## RECORD EXCERPTS
........
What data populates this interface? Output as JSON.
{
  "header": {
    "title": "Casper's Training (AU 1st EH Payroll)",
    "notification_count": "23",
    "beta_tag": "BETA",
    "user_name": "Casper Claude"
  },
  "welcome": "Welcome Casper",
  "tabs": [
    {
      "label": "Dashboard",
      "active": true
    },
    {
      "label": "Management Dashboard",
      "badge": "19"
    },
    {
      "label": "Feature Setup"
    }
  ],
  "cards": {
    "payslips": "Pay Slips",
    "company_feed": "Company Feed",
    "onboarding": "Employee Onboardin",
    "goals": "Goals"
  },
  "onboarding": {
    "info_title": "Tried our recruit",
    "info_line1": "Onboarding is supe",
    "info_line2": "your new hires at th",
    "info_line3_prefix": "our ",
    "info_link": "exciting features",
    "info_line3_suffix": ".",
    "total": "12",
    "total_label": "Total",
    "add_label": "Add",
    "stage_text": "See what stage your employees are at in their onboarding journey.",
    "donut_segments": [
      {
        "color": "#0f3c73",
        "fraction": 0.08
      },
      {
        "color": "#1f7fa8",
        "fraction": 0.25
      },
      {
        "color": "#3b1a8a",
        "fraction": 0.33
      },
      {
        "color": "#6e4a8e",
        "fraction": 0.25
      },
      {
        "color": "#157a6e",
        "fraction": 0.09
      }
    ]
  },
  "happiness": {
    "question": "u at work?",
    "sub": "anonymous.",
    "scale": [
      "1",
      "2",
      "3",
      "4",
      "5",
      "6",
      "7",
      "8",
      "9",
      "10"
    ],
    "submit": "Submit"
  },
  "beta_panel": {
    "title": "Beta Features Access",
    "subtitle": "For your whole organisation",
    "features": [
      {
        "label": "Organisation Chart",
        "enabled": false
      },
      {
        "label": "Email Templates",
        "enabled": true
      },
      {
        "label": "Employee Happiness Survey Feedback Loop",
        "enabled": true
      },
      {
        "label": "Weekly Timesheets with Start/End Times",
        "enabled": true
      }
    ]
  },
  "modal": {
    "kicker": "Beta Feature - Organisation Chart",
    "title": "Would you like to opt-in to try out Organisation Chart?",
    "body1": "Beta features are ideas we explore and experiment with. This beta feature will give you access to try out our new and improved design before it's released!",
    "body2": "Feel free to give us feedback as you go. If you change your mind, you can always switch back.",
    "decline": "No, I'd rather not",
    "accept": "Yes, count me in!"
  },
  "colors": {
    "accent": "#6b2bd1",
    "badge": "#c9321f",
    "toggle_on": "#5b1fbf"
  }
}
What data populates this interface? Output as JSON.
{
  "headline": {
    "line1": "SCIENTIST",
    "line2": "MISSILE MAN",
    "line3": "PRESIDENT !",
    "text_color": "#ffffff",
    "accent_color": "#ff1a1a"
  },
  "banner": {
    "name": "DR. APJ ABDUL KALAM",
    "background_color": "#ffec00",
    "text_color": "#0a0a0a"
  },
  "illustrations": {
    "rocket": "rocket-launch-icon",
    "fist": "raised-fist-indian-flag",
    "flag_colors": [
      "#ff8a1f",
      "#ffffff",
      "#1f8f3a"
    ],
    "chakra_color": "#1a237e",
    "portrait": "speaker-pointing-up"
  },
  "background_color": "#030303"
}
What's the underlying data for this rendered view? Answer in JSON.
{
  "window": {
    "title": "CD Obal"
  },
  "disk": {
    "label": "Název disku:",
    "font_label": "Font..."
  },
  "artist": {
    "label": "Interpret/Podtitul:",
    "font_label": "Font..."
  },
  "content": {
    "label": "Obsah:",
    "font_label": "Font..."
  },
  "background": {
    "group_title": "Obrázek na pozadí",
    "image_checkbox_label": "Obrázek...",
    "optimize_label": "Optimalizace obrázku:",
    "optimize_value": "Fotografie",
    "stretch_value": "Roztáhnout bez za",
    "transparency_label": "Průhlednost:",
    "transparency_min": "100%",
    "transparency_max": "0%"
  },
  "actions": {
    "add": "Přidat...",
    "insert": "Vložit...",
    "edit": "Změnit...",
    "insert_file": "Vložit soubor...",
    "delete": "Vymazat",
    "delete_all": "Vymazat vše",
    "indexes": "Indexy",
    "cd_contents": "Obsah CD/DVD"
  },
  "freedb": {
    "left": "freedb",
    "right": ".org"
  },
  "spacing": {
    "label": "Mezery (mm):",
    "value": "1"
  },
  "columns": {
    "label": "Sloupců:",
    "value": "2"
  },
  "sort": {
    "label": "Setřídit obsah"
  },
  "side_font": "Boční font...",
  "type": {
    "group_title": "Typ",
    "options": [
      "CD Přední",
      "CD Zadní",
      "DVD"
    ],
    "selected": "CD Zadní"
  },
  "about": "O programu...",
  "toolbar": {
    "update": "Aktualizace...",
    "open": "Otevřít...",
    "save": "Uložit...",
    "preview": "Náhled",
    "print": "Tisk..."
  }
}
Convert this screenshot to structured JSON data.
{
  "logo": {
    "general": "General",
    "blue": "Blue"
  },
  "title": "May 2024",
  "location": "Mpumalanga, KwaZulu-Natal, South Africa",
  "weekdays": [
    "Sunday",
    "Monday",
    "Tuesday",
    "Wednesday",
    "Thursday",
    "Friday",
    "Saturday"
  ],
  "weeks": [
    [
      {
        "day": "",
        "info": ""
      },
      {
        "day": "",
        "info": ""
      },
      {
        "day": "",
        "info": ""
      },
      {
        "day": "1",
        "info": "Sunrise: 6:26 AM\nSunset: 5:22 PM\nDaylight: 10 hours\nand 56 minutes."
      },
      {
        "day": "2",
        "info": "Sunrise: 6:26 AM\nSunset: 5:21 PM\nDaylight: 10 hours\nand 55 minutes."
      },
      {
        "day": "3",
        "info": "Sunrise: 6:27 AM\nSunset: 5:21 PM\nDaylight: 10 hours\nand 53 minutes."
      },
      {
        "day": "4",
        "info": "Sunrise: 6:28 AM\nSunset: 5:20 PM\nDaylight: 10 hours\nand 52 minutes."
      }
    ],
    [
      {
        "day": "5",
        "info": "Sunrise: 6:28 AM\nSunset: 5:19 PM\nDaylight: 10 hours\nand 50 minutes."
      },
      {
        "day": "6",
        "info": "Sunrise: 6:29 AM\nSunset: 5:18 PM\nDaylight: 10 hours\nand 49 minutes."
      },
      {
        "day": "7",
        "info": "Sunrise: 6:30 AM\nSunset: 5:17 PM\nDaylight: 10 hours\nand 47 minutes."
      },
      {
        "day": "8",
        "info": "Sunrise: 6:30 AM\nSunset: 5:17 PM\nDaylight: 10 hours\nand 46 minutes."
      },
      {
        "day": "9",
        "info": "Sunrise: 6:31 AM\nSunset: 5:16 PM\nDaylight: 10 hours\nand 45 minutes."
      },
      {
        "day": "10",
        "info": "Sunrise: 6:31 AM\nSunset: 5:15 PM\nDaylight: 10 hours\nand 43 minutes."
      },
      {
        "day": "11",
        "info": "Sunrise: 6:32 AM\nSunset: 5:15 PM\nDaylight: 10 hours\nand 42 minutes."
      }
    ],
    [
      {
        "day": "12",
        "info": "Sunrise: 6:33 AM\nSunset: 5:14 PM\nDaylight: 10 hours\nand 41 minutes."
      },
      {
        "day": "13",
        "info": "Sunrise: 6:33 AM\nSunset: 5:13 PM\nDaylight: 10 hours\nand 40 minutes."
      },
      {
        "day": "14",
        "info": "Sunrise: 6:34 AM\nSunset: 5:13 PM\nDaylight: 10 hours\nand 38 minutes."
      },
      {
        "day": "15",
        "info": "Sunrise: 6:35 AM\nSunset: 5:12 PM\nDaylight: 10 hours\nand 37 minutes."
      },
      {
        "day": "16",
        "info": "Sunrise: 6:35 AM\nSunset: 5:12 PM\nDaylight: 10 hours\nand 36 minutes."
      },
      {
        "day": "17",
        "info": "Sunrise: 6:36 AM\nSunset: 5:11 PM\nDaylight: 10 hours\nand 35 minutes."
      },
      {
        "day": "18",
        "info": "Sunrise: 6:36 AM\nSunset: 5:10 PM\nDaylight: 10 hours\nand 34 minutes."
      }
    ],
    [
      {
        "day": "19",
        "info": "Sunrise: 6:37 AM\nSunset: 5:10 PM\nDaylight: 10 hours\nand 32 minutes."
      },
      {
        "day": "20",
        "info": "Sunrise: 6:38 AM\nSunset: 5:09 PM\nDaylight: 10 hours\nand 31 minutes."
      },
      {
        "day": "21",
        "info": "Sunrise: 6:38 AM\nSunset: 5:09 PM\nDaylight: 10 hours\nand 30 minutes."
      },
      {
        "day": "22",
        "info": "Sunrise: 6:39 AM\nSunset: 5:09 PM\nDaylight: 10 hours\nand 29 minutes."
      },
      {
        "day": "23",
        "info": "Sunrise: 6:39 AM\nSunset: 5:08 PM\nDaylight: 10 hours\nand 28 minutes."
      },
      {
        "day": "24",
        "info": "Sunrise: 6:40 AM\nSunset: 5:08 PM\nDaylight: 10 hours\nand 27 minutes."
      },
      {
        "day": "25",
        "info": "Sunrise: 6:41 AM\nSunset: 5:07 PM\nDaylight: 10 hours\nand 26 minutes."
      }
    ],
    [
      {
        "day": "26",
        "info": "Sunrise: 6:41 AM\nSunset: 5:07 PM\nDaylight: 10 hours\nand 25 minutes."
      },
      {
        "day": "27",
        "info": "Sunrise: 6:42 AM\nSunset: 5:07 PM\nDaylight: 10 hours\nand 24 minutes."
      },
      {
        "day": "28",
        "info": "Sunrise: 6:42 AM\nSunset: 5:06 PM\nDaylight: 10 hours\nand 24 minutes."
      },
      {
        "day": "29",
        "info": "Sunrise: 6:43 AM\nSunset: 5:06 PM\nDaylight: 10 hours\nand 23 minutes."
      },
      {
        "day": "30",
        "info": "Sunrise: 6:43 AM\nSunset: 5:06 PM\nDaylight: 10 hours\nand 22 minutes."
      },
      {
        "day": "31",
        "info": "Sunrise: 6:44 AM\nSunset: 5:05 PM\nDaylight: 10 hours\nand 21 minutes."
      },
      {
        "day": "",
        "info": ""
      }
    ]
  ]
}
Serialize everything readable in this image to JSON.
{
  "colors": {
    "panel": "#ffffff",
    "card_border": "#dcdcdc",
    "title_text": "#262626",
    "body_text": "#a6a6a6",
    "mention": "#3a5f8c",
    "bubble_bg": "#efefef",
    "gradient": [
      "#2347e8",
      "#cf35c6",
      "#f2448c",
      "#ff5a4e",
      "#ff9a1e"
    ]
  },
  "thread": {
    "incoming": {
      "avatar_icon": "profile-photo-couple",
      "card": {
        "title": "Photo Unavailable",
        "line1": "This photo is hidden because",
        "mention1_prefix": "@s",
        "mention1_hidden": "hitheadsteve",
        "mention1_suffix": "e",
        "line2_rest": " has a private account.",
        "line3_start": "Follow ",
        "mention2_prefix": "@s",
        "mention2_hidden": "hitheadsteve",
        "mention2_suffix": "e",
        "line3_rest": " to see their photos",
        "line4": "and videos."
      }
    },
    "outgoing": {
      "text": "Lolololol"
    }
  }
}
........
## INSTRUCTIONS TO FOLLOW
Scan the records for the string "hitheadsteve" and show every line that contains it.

## ANSWER AREA
        "mention1_hidden": "hitheadsteve",
        "mention2_hidden": "hitheadsteve",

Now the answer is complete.